═══ Provided entries
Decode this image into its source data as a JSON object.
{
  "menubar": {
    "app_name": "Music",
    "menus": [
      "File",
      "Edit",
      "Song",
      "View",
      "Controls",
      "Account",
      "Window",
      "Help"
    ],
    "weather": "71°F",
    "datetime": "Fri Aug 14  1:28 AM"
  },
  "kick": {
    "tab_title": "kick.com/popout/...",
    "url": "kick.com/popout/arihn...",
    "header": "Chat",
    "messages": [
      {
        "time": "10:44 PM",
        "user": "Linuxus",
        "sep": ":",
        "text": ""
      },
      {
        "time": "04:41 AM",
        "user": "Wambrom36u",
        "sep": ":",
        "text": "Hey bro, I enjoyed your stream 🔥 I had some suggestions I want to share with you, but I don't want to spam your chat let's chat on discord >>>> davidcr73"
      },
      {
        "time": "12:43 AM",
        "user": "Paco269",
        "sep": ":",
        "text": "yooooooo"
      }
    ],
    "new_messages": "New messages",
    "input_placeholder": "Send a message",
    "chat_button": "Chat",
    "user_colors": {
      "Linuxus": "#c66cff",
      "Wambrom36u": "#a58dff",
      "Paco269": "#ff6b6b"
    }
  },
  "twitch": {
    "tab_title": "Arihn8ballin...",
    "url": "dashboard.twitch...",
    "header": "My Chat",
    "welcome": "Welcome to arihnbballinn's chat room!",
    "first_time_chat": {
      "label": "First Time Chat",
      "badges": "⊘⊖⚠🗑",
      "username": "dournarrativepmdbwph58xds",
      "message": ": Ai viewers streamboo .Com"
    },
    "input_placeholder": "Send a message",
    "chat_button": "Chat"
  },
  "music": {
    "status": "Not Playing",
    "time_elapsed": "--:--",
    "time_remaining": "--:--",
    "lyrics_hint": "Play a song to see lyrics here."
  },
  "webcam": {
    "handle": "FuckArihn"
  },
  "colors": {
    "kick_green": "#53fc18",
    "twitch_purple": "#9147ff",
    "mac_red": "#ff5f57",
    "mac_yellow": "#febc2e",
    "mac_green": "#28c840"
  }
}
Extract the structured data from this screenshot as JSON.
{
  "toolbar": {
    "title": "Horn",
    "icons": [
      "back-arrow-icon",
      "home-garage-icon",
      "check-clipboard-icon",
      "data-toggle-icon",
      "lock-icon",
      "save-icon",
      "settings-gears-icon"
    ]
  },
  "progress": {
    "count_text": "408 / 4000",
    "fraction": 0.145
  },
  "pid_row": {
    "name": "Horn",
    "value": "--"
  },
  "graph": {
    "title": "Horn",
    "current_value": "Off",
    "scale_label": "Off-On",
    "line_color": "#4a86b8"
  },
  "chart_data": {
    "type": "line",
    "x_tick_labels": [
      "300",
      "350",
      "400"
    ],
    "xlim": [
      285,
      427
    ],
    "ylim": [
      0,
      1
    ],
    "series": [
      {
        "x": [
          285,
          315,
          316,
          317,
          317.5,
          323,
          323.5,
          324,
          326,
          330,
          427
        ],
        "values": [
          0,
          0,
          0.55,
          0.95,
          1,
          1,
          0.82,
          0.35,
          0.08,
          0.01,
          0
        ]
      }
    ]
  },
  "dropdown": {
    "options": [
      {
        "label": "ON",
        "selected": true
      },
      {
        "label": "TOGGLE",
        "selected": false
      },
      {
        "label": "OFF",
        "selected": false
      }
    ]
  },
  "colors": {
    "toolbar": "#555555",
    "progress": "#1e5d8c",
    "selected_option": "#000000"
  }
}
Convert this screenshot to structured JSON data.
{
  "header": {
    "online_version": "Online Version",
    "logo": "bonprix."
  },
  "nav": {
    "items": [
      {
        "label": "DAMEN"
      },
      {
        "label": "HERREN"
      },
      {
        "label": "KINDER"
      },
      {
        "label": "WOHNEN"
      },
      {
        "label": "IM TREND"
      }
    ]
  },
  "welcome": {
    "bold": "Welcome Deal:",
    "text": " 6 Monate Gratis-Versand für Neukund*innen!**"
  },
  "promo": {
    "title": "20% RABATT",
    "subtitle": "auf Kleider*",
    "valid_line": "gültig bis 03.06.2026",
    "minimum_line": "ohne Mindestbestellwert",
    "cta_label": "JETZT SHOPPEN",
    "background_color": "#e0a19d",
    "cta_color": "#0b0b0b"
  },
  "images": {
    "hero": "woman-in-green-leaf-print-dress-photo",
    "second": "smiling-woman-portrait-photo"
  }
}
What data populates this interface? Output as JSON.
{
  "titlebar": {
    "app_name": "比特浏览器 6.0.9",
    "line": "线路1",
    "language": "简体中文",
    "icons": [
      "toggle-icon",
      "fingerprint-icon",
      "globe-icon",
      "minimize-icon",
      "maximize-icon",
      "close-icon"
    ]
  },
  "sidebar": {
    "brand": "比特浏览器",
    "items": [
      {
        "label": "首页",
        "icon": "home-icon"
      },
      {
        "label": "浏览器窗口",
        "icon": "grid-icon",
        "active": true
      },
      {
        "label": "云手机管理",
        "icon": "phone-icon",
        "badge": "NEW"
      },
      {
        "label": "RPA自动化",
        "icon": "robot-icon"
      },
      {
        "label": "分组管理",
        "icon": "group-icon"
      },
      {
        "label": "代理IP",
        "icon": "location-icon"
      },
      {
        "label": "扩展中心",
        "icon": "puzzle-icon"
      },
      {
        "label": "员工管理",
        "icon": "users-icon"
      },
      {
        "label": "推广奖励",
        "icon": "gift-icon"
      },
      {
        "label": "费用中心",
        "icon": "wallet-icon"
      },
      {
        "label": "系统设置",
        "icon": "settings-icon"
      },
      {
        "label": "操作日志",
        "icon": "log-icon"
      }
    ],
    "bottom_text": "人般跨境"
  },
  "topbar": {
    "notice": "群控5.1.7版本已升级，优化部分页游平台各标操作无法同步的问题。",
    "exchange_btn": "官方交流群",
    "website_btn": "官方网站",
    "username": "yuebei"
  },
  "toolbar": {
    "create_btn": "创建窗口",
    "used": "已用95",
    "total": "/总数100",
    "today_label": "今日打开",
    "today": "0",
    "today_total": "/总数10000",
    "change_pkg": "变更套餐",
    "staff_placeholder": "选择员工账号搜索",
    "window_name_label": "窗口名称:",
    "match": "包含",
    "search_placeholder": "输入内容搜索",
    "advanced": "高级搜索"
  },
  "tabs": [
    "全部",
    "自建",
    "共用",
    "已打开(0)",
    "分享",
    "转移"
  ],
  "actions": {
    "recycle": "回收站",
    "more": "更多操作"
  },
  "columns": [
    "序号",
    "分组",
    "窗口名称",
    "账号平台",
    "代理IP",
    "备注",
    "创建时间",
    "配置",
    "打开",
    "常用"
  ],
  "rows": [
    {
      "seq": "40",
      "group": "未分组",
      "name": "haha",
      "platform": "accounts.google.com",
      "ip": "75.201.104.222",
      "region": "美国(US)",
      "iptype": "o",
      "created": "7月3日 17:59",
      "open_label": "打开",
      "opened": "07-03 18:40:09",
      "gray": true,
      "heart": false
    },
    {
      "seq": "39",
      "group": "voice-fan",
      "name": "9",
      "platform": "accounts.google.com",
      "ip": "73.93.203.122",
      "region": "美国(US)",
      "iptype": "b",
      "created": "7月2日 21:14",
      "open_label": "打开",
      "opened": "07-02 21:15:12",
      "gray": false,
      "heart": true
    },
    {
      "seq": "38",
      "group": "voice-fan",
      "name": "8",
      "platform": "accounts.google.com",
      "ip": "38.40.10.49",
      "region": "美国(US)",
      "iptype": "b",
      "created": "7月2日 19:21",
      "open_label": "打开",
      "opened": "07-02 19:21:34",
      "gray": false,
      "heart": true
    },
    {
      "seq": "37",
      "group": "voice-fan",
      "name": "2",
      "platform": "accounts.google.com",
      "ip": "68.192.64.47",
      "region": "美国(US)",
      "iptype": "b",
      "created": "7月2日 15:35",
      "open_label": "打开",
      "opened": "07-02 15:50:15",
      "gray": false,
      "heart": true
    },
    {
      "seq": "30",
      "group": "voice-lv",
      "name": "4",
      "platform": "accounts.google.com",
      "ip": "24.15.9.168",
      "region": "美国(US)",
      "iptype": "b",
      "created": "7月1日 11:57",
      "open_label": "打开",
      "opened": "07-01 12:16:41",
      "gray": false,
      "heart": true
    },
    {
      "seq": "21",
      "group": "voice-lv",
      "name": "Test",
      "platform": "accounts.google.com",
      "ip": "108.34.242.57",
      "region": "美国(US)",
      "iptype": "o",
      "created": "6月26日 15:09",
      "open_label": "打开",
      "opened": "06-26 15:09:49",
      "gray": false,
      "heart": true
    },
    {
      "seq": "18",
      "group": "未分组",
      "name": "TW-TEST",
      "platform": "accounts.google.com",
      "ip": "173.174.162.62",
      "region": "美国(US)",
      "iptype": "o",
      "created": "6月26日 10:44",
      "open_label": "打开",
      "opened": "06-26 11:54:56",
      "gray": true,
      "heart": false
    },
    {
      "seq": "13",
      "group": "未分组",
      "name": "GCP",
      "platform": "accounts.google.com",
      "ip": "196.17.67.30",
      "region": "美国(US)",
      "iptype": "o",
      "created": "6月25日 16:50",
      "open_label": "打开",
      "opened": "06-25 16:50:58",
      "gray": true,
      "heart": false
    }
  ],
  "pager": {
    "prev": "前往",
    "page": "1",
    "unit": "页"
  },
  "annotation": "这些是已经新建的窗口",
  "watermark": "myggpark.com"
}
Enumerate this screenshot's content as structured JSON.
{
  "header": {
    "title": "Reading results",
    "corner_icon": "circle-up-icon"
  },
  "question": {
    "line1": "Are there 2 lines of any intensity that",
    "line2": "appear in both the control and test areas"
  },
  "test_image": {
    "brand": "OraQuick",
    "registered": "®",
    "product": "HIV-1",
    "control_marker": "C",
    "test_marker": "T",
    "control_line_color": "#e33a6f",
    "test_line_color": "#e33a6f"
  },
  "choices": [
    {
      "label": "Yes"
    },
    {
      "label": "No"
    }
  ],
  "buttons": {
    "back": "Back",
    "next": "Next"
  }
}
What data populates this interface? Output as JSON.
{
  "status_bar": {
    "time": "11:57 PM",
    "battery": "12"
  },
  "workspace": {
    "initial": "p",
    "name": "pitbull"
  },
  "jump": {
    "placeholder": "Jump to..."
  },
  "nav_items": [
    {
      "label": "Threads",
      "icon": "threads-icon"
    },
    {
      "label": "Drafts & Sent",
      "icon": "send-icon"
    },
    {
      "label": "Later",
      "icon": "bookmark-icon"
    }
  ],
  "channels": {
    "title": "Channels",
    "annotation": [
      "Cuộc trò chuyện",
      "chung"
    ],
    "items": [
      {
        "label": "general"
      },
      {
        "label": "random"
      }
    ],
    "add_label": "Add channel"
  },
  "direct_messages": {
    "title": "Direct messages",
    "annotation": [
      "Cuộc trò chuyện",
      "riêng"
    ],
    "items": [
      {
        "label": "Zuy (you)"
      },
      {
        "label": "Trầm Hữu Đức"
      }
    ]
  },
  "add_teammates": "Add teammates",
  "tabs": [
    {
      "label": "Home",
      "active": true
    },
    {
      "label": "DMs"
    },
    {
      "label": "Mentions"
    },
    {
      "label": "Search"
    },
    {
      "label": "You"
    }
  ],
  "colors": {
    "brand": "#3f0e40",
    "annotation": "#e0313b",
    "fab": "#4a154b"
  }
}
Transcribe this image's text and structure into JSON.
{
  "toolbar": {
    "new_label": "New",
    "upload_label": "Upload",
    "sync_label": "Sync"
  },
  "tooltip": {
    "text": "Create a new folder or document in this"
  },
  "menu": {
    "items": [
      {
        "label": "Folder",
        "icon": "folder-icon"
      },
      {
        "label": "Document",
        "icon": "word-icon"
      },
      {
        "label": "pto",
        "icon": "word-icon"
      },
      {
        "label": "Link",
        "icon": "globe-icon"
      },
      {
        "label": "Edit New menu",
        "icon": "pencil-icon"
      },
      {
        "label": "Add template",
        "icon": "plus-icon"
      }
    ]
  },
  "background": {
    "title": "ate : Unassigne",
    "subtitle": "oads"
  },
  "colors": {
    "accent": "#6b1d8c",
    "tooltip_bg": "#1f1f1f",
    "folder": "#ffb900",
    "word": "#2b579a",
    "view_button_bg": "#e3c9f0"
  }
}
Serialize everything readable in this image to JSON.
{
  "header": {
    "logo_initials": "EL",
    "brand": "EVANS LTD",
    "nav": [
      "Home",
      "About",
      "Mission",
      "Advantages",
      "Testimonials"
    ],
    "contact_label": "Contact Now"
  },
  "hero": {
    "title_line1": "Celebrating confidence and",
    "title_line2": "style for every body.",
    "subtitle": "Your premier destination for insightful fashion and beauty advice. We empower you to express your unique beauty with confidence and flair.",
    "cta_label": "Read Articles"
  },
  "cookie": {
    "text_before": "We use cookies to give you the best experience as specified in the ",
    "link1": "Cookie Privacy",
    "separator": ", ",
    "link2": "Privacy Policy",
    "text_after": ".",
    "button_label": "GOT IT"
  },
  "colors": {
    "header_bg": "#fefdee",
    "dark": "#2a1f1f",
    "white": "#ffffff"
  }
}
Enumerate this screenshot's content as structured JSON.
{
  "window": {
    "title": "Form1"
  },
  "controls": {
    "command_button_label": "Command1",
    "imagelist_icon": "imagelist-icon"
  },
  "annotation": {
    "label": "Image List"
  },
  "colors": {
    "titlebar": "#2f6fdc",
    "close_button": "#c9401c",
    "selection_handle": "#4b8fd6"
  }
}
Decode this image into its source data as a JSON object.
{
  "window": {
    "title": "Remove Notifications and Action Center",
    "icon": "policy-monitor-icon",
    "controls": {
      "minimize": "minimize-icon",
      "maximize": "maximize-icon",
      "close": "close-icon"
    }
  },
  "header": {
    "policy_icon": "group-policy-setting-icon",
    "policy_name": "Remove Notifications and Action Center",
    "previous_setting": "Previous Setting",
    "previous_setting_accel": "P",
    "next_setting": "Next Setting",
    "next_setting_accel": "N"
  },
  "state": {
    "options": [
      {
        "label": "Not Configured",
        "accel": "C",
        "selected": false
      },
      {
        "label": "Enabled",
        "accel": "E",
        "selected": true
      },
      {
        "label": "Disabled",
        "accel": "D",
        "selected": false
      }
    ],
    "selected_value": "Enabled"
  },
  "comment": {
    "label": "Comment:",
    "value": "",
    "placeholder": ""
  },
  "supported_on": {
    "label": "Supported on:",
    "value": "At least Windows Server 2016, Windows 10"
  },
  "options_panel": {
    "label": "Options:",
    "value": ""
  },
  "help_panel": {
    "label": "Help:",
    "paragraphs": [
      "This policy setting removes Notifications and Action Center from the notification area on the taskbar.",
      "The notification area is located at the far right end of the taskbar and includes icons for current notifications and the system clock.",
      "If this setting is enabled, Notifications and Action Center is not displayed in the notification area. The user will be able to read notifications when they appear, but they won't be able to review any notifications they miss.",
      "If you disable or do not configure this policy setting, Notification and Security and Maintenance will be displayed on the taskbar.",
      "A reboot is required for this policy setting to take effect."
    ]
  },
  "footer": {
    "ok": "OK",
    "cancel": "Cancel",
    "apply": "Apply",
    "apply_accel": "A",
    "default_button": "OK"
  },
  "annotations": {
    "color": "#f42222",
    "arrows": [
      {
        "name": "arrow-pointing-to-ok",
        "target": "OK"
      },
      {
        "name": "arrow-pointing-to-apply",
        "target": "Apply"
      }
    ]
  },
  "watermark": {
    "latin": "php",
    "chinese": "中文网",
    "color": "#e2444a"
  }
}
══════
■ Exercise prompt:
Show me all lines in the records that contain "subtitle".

■ Answer box:
    "subtitle": "auf Kleider*",
    "subtitle": "oads"
    "subtitle": "Your premier destination for insightful fashion and beauty advice. We empower you to express your unique beauty with confidence and flair.",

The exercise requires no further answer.